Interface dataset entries
☆ ☆ ☆ ☆

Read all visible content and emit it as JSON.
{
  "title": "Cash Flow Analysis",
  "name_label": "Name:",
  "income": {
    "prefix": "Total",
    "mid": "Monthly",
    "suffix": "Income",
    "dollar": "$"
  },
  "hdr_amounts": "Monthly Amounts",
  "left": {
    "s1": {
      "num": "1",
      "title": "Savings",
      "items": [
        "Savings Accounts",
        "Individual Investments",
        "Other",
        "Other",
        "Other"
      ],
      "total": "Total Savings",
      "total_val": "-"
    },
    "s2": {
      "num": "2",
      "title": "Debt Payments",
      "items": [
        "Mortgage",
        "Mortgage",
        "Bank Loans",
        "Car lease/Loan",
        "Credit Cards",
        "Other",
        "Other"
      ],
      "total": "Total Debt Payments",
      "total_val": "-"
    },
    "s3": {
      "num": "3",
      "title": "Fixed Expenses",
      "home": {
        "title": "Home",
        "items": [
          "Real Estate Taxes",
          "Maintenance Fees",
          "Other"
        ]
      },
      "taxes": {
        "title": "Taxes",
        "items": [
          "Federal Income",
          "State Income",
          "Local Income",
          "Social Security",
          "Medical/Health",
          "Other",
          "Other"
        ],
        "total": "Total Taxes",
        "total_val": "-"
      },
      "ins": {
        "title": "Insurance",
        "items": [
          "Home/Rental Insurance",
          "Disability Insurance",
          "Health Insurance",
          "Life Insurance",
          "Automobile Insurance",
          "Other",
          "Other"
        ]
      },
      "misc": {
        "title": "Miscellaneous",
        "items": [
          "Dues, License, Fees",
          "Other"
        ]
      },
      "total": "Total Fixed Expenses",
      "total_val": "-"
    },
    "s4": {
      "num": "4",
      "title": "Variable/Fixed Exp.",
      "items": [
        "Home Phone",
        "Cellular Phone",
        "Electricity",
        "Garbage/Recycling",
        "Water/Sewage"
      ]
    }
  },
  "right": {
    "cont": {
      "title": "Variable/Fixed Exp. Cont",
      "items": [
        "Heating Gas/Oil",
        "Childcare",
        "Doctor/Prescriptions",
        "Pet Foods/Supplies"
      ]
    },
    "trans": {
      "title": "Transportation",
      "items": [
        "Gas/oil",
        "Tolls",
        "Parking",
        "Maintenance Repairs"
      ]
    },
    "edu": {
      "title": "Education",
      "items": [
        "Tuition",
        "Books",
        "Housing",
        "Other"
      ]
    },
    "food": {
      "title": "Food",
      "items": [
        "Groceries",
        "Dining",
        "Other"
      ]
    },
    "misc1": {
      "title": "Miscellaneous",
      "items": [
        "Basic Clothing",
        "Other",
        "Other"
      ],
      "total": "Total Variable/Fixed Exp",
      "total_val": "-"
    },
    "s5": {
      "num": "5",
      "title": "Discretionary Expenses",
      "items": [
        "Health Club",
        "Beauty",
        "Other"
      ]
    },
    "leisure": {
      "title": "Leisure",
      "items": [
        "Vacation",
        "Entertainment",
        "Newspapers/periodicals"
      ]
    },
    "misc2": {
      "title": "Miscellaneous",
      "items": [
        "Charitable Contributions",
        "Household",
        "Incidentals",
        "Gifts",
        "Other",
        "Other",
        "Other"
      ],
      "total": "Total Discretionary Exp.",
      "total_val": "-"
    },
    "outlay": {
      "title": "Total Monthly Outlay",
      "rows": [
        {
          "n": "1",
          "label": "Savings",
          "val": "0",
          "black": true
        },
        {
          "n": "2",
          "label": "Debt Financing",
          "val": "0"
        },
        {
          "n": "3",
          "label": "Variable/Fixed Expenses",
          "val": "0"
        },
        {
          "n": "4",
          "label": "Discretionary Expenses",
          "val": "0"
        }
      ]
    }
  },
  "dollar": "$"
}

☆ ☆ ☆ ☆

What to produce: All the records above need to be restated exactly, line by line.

Written answer:
Read all visible content and emit it as JSON.
{
  "title": "Cash Flow Analysis",
  "name_label": "Name:",
  "income": {
    "prefix": "Total",
    "mid": "Monthly",
    "suffix": "Income",
    "dollar": "$"
  },
  "hdr_amounts": "Monthly Amounts",
  "left": {
    "s1": {
      "num": "1",
      "title": "Savings",
      "items": [
        "Savings Accounts",
        "Individual Investments",
        "Other",
        "Other",
        "Other"
      ],
      "total": "Total Savings",
      "total_val": "-"
    },
    "s2": {
      "num": "2",
      "title": "Debt Payments",
      "items": [
        "Mortgage",
        "Mortgage",
        "Bank Loans",
        "Car lease/Loan",
        "Credit Cards",
        "Other",
        "Other"
      ],
      "total": "Total Debt Payments",
      "total_val": "-"
    },
    "s3": {
      "num": "3",
      "title": "Fixed Expenses",
      "home": {
        "title": "Home",
        "items": [
          "Real Estate Taxes",
          "Maintenance Fees",
          "Other"
        ]
      },
      "taxes": {
        "title": "Taxes",
        "items": [
          "Federal Income",
          "State Income",
          "Local Income",
          "Social Security",
          "Medical/Health",
          "Other",
          "Other"
        ],
        "total": "Total Taxes",
        "total_val": "-"
      },
      "ins": {
        "title": "Insurance",
        "items": [
          "Home/Rental Insurance",
          "Disability Insurance",
          "Health Insurance",
          "Life Insurance",
          "Automobile Insurance",
          "Other",
          "Other"
        ]
      },
      "misc": {
        "title": "Miscellaneous",
        "items": [
          "Dues, License, Fees",
          "Other"
        ]
      },
      "total": "Total Fixed Expenses",
      "total_val": "-"
    },
    "s4": {
      "num": "4",
      "title": "Variable/Fixed Exp.",
      "items": [
        "Home Phone",
        "Cellular Phone",
        "Electricity",
        "Garbage/Recycling",
        "Water/Sewage"
      ]
    }
  },
  "right": {
    "cont": {
      "title": "Variable/Fixed Exp. Cont",
      "items": [
        "Heating Gas/Oil",
        "Childcare",
        "Doctor/Prescriptions",
        "Pet Foods/Supplies"
      ]
    },
    "trans": {
      "title": "Transportation",
      "items": [
        "Gas/oil",
        "Tolls",
        "Parking",
        "Maintenance Repairs"
      ]
    },
    "edu": {
      "title": "Education",
      "items": [
        "Tuition",
        "Books",
        "Housing",
        "Other"
      ]
    },
    "food": {
      "title": "Food",
      "items": [
        "Groceries",
        "Dining",
        "Other"
      ]
    },
    "misc1": {
      "title": "Miscellaneous",
      "items": [
        "Basic Clothing",
        "Other",
        "Other"
      ],
      "total": "Total Variable/Fixed Exp",
      "total_val": "-"
    },
    "s5": {
      "num": "5",
      "title": "Discretionary Expenses",
      "items": [
        "Health Club",
        "Beauty",
        "Other"
      ]
    },
    "leisure": {
      "title": "Leisure",
      "items": [
        "Vacation",
        "Entertainment",
        "Newspapers/periodicals"
      ]
    },
    "misc2": {
      "title": "Miscellaneous",
      "items": [
        "Charitable Contributions",
        "Household",
        "Incidentals",
        "Gifts",
        "Other",
        "Other",
        "Other"
      ],
      "total": "Total Discretionary Exp.",
      "total_val": "-"
    },
    "outlay": {
      "title": "Total Monthly Outlay",
      "rows": [
        {
          "n": "1",
          "label": "Savings",
          "val": "0",
          "black": true
        },
        {
          "n": "2",
          "label": "Debt Financing",
          "val": "0"
        },
        {
          "n": "3",
          "label": "Variable/Fixed Expenses",
          "val": "0"
        },
        {
          "n": "4",
          "label": "Discretionary Expenses",
          "val": "0"
        }
      ]
    }
  },
  "dollar": "$"
}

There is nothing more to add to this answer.